++++ Records shown

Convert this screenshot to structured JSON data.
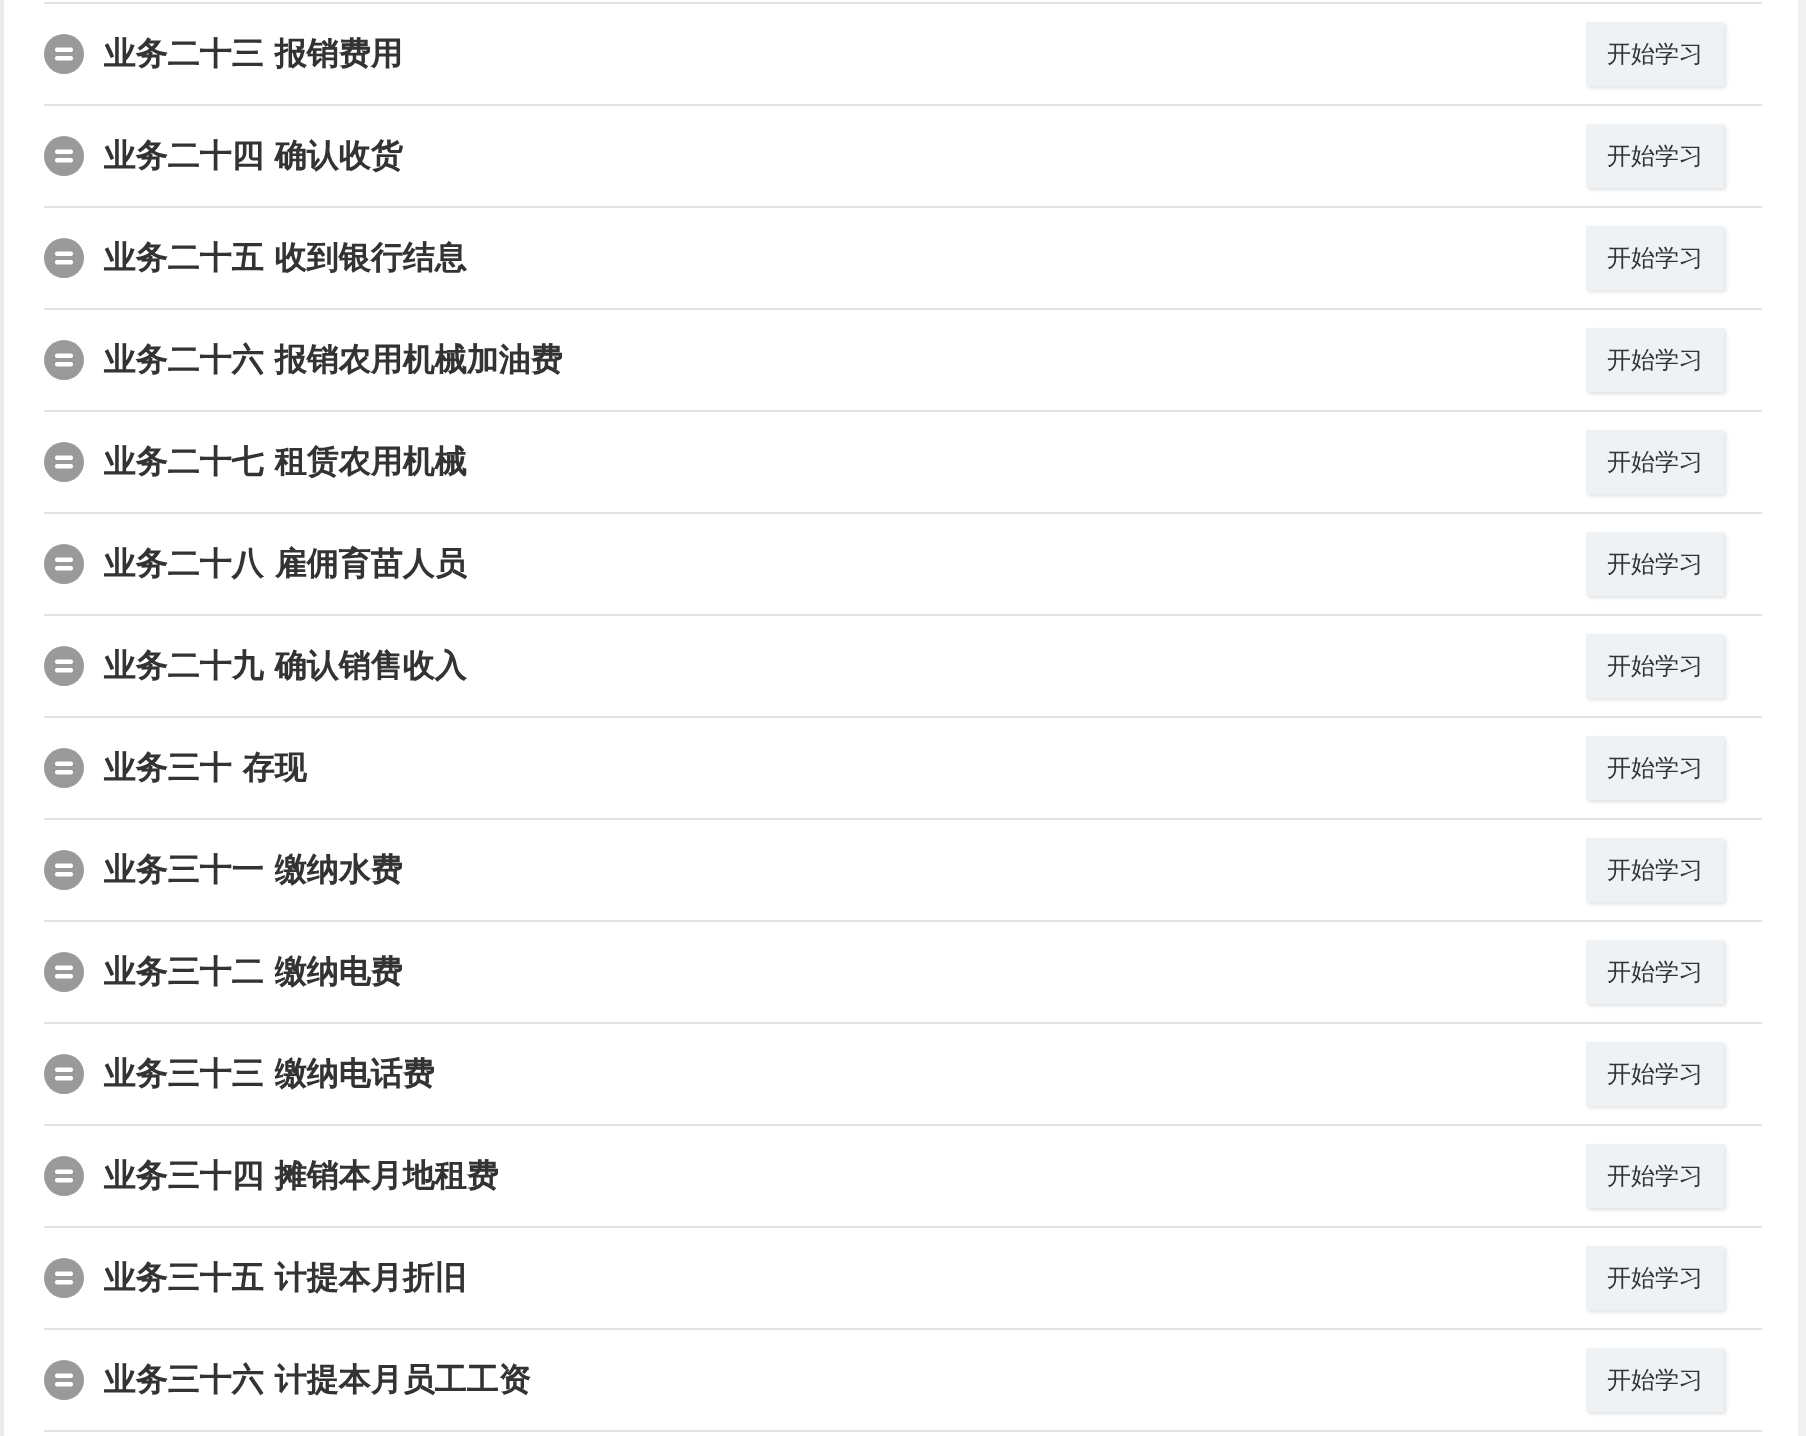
{
  "lessons": [
    {
      "title": "业务二十三 报销费用",
      "button": "开始学习"
    },
    {
      "title": "业务二十四 确认收货",
      "button": "开始学习"
    },
    {
      "title": "业务二十五 收到银行结息",
      "button": "开始学习"
    },
    {
      "title": "业务二十六 报销农用机械加油费",
      "button": "开始学习"
    },
    {
      "title": "业务二十七 租赁农用机械",
      "button": "开始学习"
    },
    {
      "title": "业务二十八 雇佣育苗人员",
      "button": "开始学习"
    },
    {
      "title": "业务二十九 确认销售收入",
      "button": "开始学习"
    },
    {
      "title": "业务三十 存现",
      "button": "开始学习"
    },
    {
      "title": "业务三十一 缴纳水费",
      "button": "开始学习"
    },
    {
      "title": "业务三十二 缴纳电费",
      "button": "开始学习"
    },
    {
      "title": "业务三十三 缴纳电话费",
      "button": "开始学习"
    },
    {
      "title": "业务三十四 摊销本月地租费",
      "button": "开始学习"
    },
    {
      "title": "业务三十五 计提本月折旧",
      "button": "开始学习"
    },
    {
      "title": "业务三十六 计提本月员工工资",
      "button": "开始学习"
    }
  ]
}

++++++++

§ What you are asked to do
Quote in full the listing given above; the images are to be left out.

§ Task result
Convert this screenshot to structured JSON data.
{
  "lessons": [
    {
      "title": "业务二十三 报销费用",
      "button": "开始学习"
    },
    {
      "title": "业务二十四 确认收货",
      "button": "开始学习"
    },
    {
      "title": "业务二十五 收到银行结息",
      "button": "开始学习"
    },
    {
      "title": "业务二十六 报销农用机械加油费",
      "button": "开始学习"
    },
    {
      "title": "业务二十七 租赁农用机械",
      "button": "开始学习"
    },
    {
      "title": "业务二十八 雇佣育苗人员",
      "button": "开始学习"
    },
    {
      "title": "业务二十九 确认销售收入",
      "button": "开始学习"
    },
    {
      "title": "业务三十 存现",
      "button": "开始学习"
    },
    {
      "title": "业务三十一 缴纳水费",
      "button": "开始学习"
    },
    {
      "title": "业务三十二 缴纳电费",
      "button": "开始学习"
    },
    {
      "title": "业务三十三 缴纳电话费",
      "button": "开始学习"
    },
    {
      "title": "业务三十四 摊销本月地租费",
      "button": "开始学习"
    },
    {
      "title": "业务三十五 计提本月折旧",
      "button": "开始学习"
    },
    {
      "title": "业务三十六 计提本月员工工资",
      "button": "开始学习"
    }
  ]
}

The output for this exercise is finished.